"It's hard to keep your feet on the ground
'Cause when we like to party
We only want to get down
Woo-oh, what a feeling
When we're dancing on the ceiling"
The Democrats voted yesterday to suspend the Debt Ceiling but (evil music, please) the Republicans in the Senate are likely to vote it down and the US officially runs out of money at midnight. We still have a few bucks in the checking account – enough to get us through the 18th, according to our Treasury Secretary but millions of jobs are in peril but they will be Biden job losses and that's actually considered a win for the Republicans, who are doing anything they can to damage the Democrats ahead of the 2022 elections.

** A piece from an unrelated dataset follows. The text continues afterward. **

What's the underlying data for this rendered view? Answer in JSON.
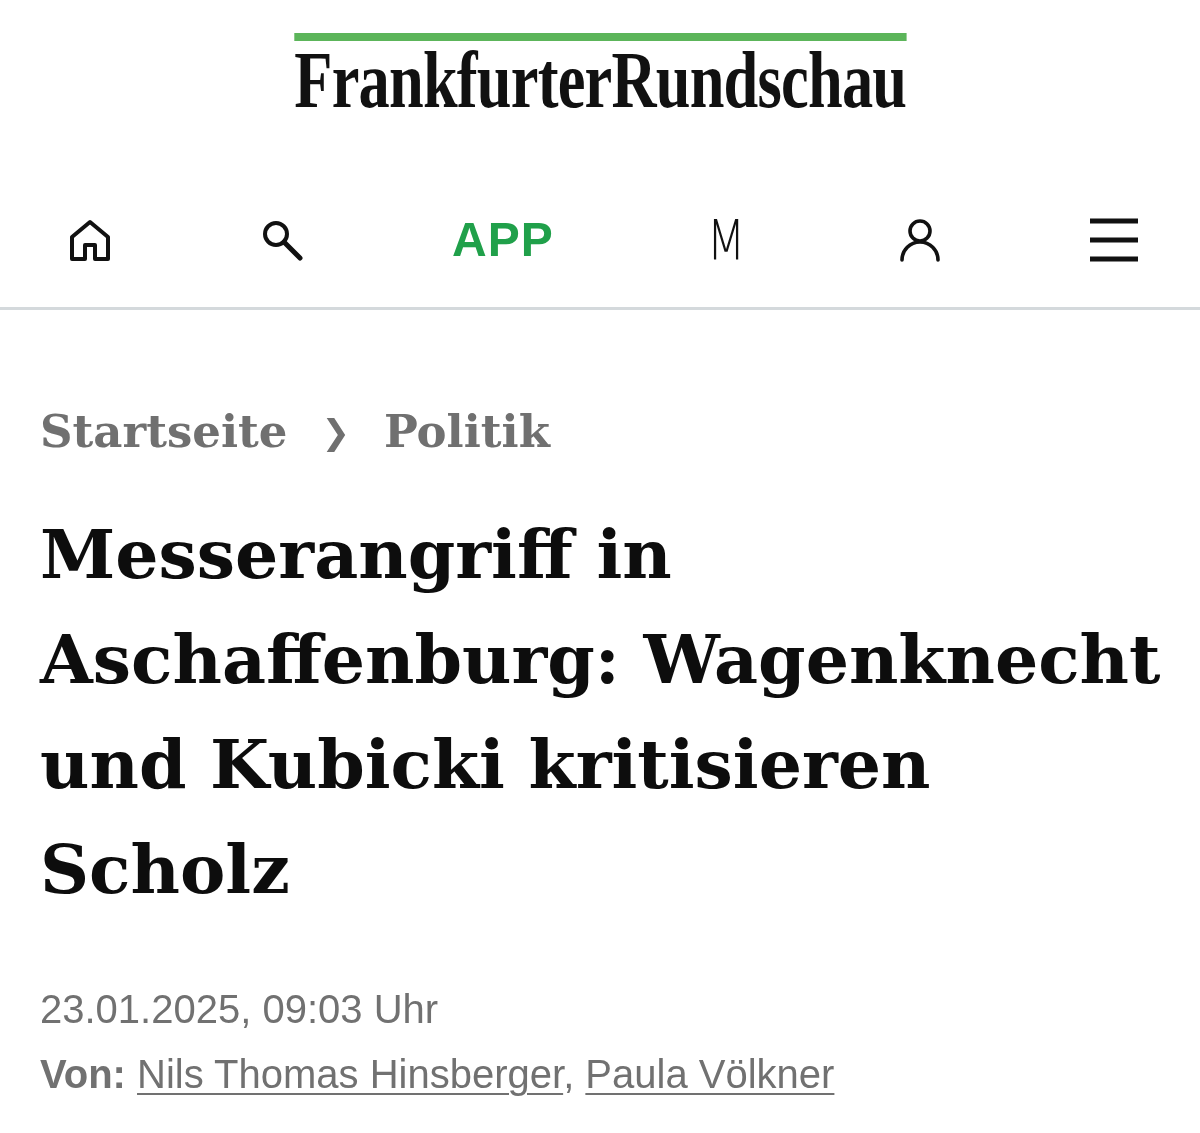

The House passed the debt ceiling suspension in a 219-212 vote. All Democrats except Reps. Jared Golden of Maine and Kurt Schrader of Oregon supported it. Every Republican but Rep. Adam Kinzinger of Illinois opposed it. The Senate could vote on a short-term appropriations plan Thursday that would fund the government until early December. It would then move to the House for approval where it is expected to pass.
Republicans insist Democrats should raise the limit on their own, leading Senate Majority Leader Chuck Schumer, D-N.Y., to introduce a motion that would allow the Senate to hike the ceiling with a simple majority. It needed unanimous consent, and Minority Leader Mitch McConnell, R-Ky., blocked it on Tuesday. A default could delay Social Security checks and veteran’s benefits, increase borrowing costs and trigger a market sell-off and economic downturn. In 2011, when the Republicans last blocked a borrowing increase, the US lost their AAA credit rating.

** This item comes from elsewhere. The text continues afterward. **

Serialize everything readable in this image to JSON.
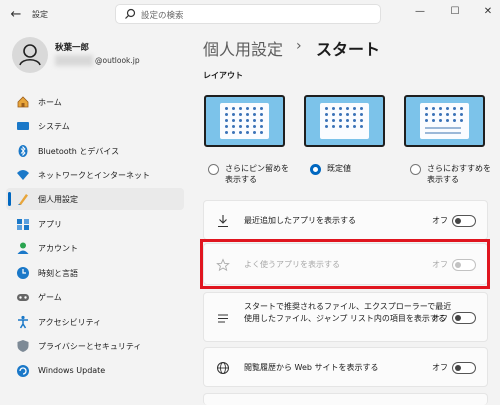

Failing to act could spark an economic catastrophe, Yellen also said. “Nearly 50 million seniors could stop receiving Social Security checks for a time. Troops could go unpaid. Millions of families who rely on the monthly child tax credit could see delays. In a matter of days, millions of Americans could be strapped for cash.”

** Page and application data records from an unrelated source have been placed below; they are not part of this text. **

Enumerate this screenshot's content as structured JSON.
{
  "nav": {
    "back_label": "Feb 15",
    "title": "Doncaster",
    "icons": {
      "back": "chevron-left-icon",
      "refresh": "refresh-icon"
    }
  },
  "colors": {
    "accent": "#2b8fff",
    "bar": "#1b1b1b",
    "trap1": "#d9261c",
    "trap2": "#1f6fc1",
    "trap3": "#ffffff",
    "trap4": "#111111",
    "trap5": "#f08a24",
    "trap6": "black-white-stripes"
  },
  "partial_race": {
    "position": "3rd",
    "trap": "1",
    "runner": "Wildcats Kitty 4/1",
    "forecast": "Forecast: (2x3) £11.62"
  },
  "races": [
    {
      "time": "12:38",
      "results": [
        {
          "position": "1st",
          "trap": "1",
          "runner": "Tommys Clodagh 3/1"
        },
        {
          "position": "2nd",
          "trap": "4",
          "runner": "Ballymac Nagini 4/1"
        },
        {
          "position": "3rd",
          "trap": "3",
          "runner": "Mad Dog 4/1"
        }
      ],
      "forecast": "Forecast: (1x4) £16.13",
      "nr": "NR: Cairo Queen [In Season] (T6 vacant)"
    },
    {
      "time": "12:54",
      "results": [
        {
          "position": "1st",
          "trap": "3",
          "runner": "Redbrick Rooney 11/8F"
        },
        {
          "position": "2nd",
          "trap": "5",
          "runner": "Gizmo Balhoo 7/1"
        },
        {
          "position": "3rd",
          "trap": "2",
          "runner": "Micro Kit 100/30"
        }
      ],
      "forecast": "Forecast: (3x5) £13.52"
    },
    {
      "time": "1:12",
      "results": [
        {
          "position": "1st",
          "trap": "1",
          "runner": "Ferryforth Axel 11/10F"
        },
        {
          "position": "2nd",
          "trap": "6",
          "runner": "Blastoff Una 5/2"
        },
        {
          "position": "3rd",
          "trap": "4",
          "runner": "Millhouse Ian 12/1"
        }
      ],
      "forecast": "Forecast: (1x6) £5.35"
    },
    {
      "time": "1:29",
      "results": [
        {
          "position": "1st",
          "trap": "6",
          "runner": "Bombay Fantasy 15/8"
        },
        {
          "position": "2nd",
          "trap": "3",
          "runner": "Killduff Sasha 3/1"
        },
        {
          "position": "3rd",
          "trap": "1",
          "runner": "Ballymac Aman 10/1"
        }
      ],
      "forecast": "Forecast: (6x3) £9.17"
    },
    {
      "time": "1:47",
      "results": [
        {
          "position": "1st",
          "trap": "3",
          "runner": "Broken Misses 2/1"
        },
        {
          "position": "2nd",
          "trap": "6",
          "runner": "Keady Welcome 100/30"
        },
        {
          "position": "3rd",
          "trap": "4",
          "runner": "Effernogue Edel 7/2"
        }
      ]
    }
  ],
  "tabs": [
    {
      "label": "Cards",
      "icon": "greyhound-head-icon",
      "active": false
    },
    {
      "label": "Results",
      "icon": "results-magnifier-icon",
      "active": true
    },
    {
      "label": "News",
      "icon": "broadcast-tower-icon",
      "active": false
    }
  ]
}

The Federal Debt is the amount of money the government currently owes for spending on payments such as Social Security, Medicare, Military Salaries and Tax Refunds. “Raising the debt ceiling doesn’t authorize additional spending of taxpayer dollars. Instead, when we raise the debt ceiling, we’re effectively agreeing to raise the country’s credit card balance,” Yellen has said.
The third estimate of the 2nd Quarter GDP came in at 6.7%, 0.1% higher than the last estimate but it's not telling us anything about what happened since June so we'll have to wait a month for the next report. The Futures are drifting higher and we are still working on those bounce lines:
- S&P 4,550 to 4,300 was a 250-point drop so 50-point bounce lines are 4,350 (weak) and 4,400 (strong)
- Dow 35,500 to 33,600 was a 2,000-point drop so the bounce lines are 34,000 (weak) and 34,400 (strong)
- Nasdaq 15,700 to 14,740 was a 960-point drop so call it 200-point bounces to 14,940 (weak) and 15,140 (strong)
- Russell 2,580 to 2,150 was a 430-point drop so 90-point bounces to 2,240 (weak) and 2,330 (strong)
So we're over the weak bounce lines on the S&P, Dow and Russell and at the strong bounce line for the Russell (with the Dow close as well) so we'll be watching those two this morning for signs of recovery but it's really all up to Congress today though we have 4 Fed Speakers (Williams, Harker, Evans and Bullard) during market hours – just in case the market needs more reassurance.
China's Manufacturing PMI fell into contraction this morning at 49.6 for September, the first time since February of 2020 it's been below 50 (when Wuhan shut down). This is much scarier as there's no virus to blame – just a slowing economy. And, don't forget, they've only just begun experiencing power shortages – this data is mostly before that.
Below the headline PMI figure, subindexes measuring production, total new orders, new export orders and hiring all slid further below the 50 line in September as both supply and demand in China’s manufacturing sector slowed, the statistics bureau said. If sustained through the end of the year, the power crunch and resulting production cuts in China’s manufacturing hubs could drag down the country’s gross domestic product by around 1 percentage point in the fourth quarter, Morgan Stanley economists project.
We Americans have a long history of thinking things that happen in China aren't going to affect us – don't make that mistake.
It was a rough road but our oil shorts (which we discussed in yesterday's Live Trading Webinar) are finally paying off and we'll put a stop now back at $74 to lock in a $3,000 gain. We still like Gold (/GC) long at $1,725 and we like Silver (/SI) long at $21.50 – with tight stops below, of course.